For each of the three minutes, one of the three sounds should be prominent, and the other two should be less prominent. By the end of the complete three minutes of your track, each of the three sounds, thus, will have been prominent for one full minute and will have served a background purpose for two full minutes.

We were allowed to transform the individual sounds, but they needed to still be somewhat recognizable even in their transformed state.

More details on the Disquiet Junto at:

waterfall love [disquiet0017-transition]

My contribution to the 17th week of the junto. The challenge was to take 30 seconds of a field recording, and slowly and seamlessly transition it into 1 of 2 given pre-existing tracks. Sounds could be added and the source tracks manipulated in any way. The first five seconds of the field recording and the last 5 seconds of the pre-existing track, however, were to be left untouched, aside from fading in and out.

I found a very pretty major chord arpeggio in the Lee Rosevere track, “The Day Love Came In The Mail” (link below) and mainly floated it up to its 5th and 7th and back down to the root a few times. The one grand manipulation (grand, for lo-fi me) was to separate the track’s left and right channels and treat each as its own entity until the final 10 seconds or so, when I sync’ed them back together as per the challenge. This allowed me to isolate the arpeggio in the left channel and pan it against the more floaty ambience contained in the right channel. Finally, I added a couple of spare beats hanging out on my media drive and some reverb & resonance to the ambient channel and to the fade-out of the waterfall during the middle section. Despite all the reworking and additions, I didn’t want to adulterate either source track too much as they both brought me such peace. So I hope most of the process here isn’t all that noticeable and you just float away on it for a couple minutes.
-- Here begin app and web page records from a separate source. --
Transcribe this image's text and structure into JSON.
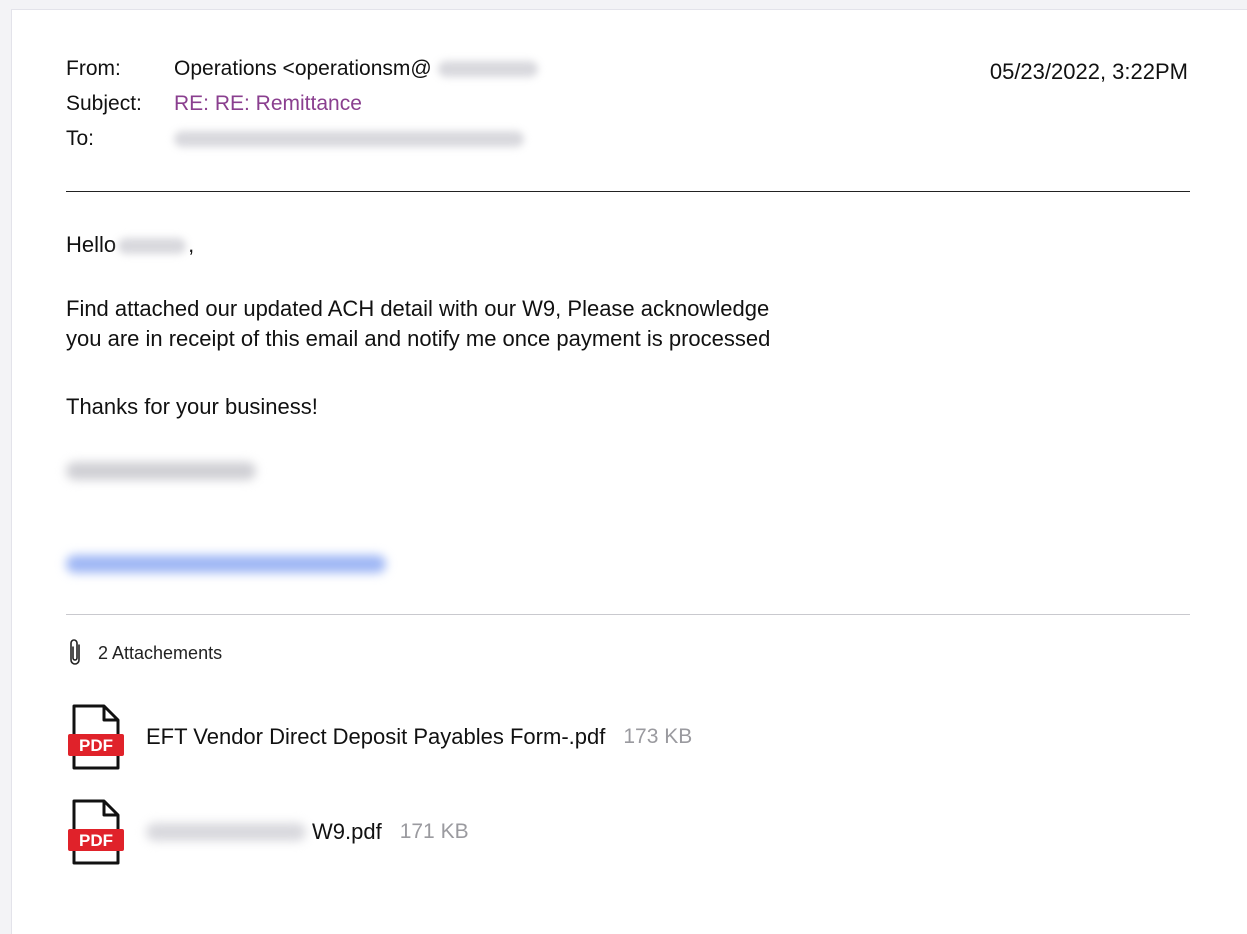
{
  "header": {
    "from_label": "From:",
    "from_value": "Operations <operationsm@",
    "subject_label": "Subject:",
    "subject_value": "RE: RE: Remittance",
    "to_label": "To:",
    "date": "05/23/2022, 3:22PM"
  },
  "body": {
    "greeting_prefix": "Hello",
    "greeting_suffix": ",",
    "paragraph_line1": "Find attached our updated ACH detail with our W9, Please acknowledge",
    "paragraph_line2": "you are in receipt of this email and notify me once payment is processed",
    "closing": "Thanks for your business!"
  },
  "attachments": {
    "count_label": "2 Attachements",
    "files": [
      {
        "name": "EFT Vendor Direct Deposit Payables Form-.pdf",
        "size": "173 KB",
        "icon": "pdf-file-icon"
      },
      {
        "name": "W9.pdf",
        "size": "171 KB",
        "icon": "pdf-file-icon"
      }
    ],
    "pdf_badge": "PDF"
  },
  "colors": {
    "subject": "#8a3f8f",
    "pdf_red": "#e0222a",
    "size_gray": "#9a9a9f"
  }
}
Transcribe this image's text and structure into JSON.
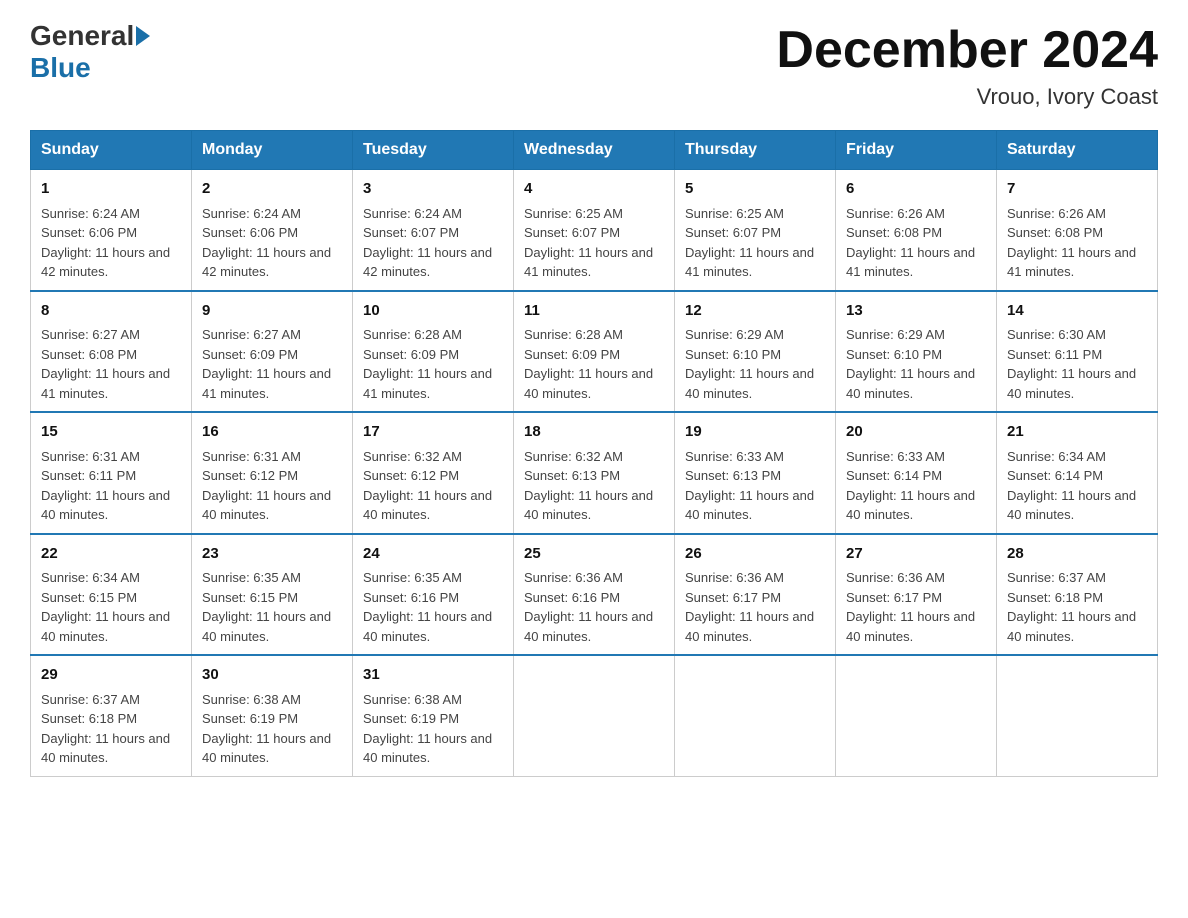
{
  "logo": {
    "text1": "General",
    "text2": "Blue"
  },
  "title": "December 2024",
  "location": "Vrouo, Ivory Coast",
  "days_of_week": [
    "Sunday",
    "Monday",
    "Tuesday",
    "Wednesday",
    "Thursday",
    "Friday",
    "Saturday"
  ],
  "weeks": [
    [
      {
        "day": "1",
        "sunrise": "6:24 AM",
        "sunset": "6:06 PM",
        "daylight": "11 hours and 42 minutes."
      },
      {
        "day": "2",
        "sunrise": "6:24 AM",
        "sunset": "6:06 PM",
        "daylight": "11 hours and 42 minutes."
      },
      {
        "day": "3",
        "sunrise": "6:24 AM",
        "sunset": "6:07 PM",
        "daylight": "11 hours and 42 minutes."
      },
      {
        "day": "4",
        "sunrise": "6:25 AM",
        "sunset": "6:07 PM",
        "daylight": "11 hours and 41 minutes."
      },
      {
        "day": "5",
        "sunrise": "6:25 AM",
        "sunset": "6:07 PM",
        "daylight": "11 hours and 41 minutes."
      },
      {
        "day": "6",
        "sunrise": "6:26 AM",
        "sunset": "6:08 PM",
        "daylight": "11 hours and 41 minutes."
      },
      {
        "day": "7",
        "sunrise": "6:26 AM",
        "sunset": "6:08 PM",
        "daylight": "11 hours and 41 minutes."
      }
    ],
    [
      {
        "day": "8",
        "sunrise": "6:27 AM",
        "sunset": "6:08 PM",
        "daylight": "11 hours and 41 minutes."
      },
      {
        "day": "9",
        "sunrise": "6:27 AM",
        "sunset": "6:09 PM",
        "daylight": "11 hours and 41 minutes."
      },
      {
        "day": "10",
        "sunrise": "6:28 AM",
        "sunset": "6:09 PM",
        "daylight": "11 hours and 41 minutes."
      },
      {
        "day": "11",
        "sunrise": "6:28 AM",
        "sunset": "6:09 PM",
        "daylight": "11 hours and 40 minutes."
      },
      {
        "day": "12",
        "sunrise": "6:29 AM",
        "sunset": "6:10 PM",
        "daylight": "11 hours and 40 minutes."
      },
      {
        "day": "13",
        "sunrise": "6:29 AM",
        "sunset": "6:10 PM",
        "daylight": "11 hours and 40 minutes."
      },
      {
        "day": "14",
        "sunrise": "6:30 AM",
        "sunset": "6:11 PM",
        "daylight": "11 hours and 40 minutes."
      }
    ],
    [
      {
        "day": "15",
        "sunrise": "6:31 AM",
        "sunset": "6:11 PM",
        "daylight": "11 hours and 40 minutes."
      },
      {
        "day": "16",
        "sunrise": "6:31 AM",
        "sunset": "6:12 PM",
        "daylight": "11 hours and 40 minutes."
      },
      {
        "day": "17",
        "sunrise": "6:32 AM",
        "sunset": "6:12 PM",
        "daylight": "11 hours and 40 minutes."
      },
      {
        "day": "18",
        "sunrise": "6:32 AM",
        "sunset": "6:13 PM",
        "daylight": "11 hours and 40 minutes."
      },
      {
        "day": "19",
        "sunrise": "6:33 AM",
        "sunset": "6:13 PM",
        "daylight": "11 hours and 40 minutes."
      },
      {
        "day": "20",
        "sunrise": "6:33 AM",
        "sunset": "6:14 PM",
        "daylight": "11 hours and 40 minutes."
      },
      {
        "day": "21",
        "sunrise": "6:34 AM",
        "sunset": "6:14 PM",
        "daylight": "11 hours and 40 minutes."
      }
    ],
    [
      {
        "day": "22",
        "sunrise": "6:34 AM",
        "sunset": "6:15 PM",
        "daylight": "11 hours and 40 minutes."
      },
      {
        "day": "23",
        "sunrise": "6:35 AM",
        "sunset": "6:15 PM",
        "daylight": "11 hours and 40 minutes."
      },
      {
        "day": "24",
        "sunrise": "6:35 AM",
        "sunset": "6:16 PM",
        "daylight": "11 hours and 40 minutes."
      },
      {
        "day": "25",
        "sunrise": "6:36 AM",
        "sunset": "6:16 PM",
        "daylight": "11 hours and 40 minutes."
      },
      {
        "day": "26",
        "sunrise": "6:36 AM",
        "sunset": "6:17 PM",
        "daylight": "11 hours and 40 minutes."
      },
      {
        "day": "27",
        "sunrise": "6:36 AM",
        "sunset": "6:17 PM",
        "daylight": "11 hours and 40 minutes."
      },
      {
        "day": "28",
        "sunrise": "6:37 AM",
        "sunset": "6:18 PM",
        "daylight": "11 hours and 40 minutes."
      }
    ],
    [
      {
        "day": "29",
        "sunrise": "6:37 AM",
        "sunset": "6:18 PM",
        "daylight": "11 hours and 40 minutes."
      },
      {
        "day": "30",
        "sunrise": "6:38 AM",
        "sunset": "6:19 PM",
        "daylight": "11 hours and 40 minutes."
      },
      {
        "day": "31",
        "sunrise": "6:38 AM",
        "sunset": "6:19 PM",
        "daylight": "11 hours and 40 minutes."
      },
      null,
      null,
      null,
      null
    ]
  ]
}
The field recording of the waterfall is from the audio track of a video I shot while walking my dog, Sterling (pictured), in Prospect Park, Brooklyn, on Saturday 28 April 2012. I retrofitted the video to the finished audio piece, which you can check out here. Sterling’s not in the video, unfortunately, but it was a pretty day.

This audio track includes a segment of “The Day Love Came In The Mail” by Lee Rosevere off the album Play 3 on the WM Recordings netlabel, thanks to Creative Commons license. More information at:…severe-play-3/

More details on the Disquiet Junto at: